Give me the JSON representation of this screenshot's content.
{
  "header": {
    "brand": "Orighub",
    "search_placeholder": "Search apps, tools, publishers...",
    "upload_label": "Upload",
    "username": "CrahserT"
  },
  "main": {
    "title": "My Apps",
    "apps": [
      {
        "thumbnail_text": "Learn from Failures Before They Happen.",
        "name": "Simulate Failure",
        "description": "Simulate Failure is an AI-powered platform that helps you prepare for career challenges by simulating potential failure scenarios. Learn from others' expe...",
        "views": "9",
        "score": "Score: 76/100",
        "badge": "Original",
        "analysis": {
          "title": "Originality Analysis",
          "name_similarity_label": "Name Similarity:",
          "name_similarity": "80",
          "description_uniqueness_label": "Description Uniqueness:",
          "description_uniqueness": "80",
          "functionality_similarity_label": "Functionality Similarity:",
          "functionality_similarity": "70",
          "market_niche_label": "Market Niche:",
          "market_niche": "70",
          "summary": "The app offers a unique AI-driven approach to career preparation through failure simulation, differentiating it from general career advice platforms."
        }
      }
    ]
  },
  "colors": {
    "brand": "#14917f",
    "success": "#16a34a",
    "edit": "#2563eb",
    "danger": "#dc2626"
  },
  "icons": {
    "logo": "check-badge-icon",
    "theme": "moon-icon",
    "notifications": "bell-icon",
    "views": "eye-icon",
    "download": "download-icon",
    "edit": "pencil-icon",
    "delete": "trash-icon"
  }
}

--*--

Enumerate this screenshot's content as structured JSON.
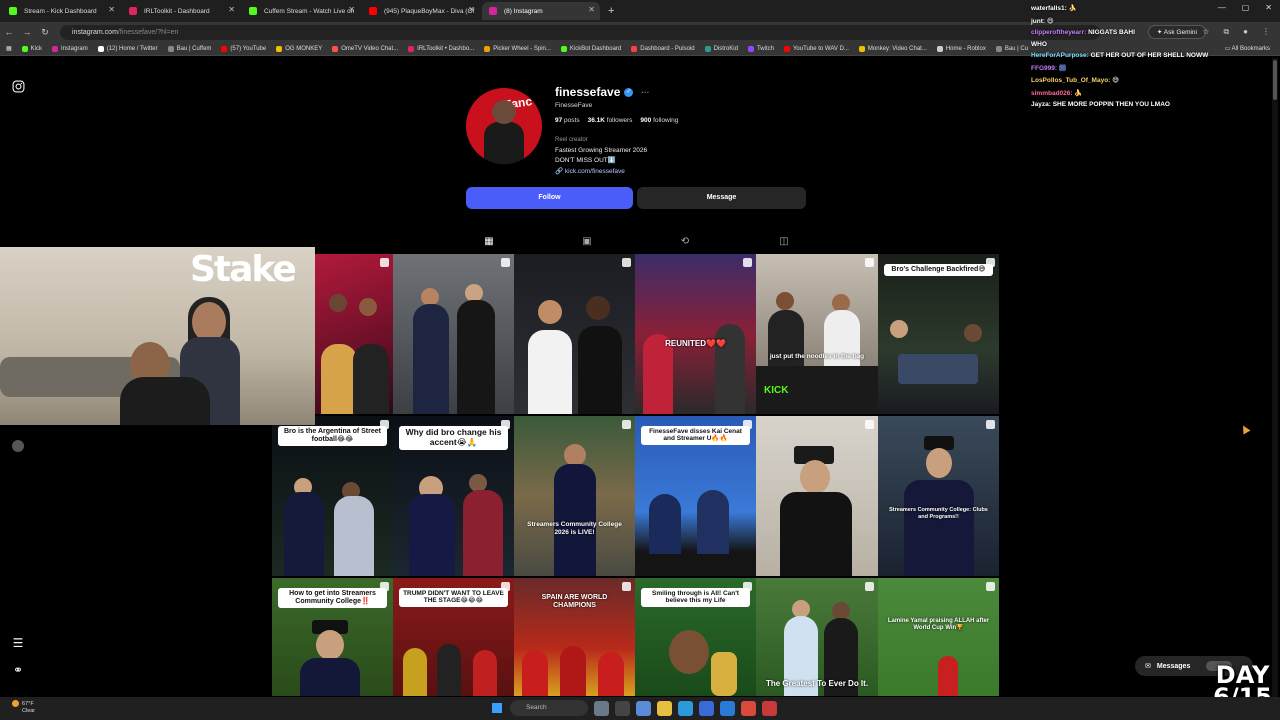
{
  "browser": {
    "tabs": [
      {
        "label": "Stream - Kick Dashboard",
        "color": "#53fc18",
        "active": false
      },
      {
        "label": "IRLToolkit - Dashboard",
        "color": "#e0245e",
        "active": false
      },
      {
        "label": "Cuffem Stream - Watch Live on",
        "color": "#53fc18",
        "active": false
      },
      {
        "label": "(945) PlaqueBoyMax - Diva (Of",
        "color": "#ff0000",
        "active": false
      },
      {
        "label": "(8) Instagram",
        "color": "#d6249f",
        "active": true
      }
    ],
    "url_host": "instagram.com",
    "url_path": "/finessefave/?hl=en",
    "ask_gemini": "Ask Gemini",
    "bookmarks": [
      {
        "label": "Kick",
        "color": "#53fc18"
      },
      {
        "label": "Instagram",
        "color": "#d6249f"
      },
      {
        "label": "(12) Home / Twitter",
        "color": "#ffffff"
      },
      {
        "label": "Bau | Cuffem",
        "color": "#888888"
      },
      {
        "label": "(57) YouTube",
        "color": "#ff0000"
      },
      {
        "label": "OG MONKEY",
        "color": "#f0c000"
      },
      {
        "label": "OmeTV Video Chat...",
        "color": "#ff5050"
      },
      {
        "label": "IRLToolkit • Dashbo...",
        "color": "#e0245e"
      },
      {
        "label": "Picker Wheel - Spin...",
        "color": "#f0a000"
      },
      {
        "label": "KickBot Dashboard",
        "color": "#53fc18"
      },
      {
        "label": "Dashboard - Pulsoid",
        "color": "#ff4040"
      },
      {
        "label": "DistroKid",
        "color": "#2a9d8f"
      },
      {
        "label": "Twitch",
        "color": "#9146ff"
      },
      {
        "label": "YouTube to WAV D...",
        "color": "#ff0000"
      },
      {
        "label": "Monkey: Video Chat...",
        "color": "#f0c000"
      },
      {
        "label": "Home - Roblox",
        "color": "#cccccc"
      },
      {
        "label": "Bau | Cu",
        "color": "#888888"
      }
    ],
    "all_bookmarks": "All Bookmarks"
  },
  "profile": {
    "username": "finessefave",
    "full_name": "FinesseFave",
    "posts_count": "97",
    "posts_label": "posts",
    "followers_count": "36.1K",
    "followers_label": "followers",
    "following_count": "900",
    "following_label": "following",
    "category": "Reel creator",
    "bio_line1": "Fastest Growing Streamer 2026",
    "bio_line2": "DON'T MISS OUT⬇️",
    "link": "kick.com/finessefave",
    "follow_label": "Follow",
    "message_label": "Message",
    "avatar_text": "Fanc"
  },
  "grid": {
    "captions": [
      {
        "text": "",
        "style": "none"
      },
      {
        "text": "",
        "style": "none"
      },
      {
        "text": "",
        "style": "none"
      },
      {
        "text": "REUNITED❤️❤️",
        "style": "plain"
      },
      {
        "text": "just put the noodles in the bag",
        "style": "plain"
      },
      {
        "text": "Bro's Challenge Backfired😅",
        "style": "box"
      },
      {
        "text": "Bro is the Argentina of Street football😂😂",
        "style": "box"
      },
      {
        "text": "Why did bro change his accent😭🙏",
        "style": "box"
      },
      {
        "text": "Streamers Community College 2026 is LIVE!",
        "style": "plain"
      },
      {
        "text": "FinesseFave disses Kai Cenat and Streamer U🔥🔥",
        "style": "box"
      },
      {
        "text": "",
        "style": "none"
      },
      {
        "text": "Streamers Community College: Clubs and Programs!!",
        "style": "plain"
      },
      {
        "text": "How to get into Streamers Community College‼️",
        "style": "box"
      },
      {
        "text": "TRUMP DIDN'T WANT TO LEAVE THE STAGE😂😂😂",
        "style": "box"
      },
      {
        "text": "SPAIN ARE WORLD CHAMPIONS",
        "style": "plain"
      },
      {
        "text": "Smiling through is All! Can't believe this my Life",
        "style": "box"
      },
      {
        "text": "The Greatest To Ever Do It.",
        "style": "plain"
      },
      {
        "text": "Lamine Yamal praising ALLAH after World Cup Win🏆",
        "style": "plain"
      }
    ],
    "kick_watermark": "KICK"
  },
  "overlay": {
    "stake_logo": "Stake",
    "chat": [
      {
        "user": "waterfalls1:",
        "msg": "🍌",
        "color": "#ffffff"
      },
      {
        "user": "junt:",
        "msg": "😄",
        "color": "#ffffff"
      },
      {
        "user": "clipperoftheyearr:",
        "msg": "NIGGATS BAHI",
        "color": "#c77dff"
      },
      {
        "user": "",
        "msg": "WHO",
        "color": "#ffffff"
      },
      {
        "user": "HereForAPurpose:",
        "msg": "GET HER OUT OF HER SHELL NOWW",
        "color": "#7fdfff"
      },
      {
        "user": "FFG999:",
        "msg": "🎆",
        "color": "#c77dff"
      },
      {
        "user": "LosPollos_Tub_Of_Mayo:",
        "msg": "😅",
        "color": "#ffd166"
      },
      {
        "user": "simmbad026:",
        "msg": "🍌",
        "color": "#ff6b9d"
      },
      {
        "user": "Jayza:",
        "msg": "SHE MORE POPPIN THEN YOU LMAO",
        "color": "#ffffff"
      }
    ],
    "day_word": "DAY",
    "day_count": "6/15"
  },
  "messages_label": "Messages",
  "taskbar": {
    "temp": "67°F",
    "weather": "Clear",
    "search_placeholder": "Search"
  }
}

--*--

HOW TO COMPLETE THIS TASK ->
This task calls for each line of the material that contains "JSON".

FINAL ANSWER ->
Give me the JSON representation of this screenshot's content.
Enumerate this screenshot's content as structured JSON.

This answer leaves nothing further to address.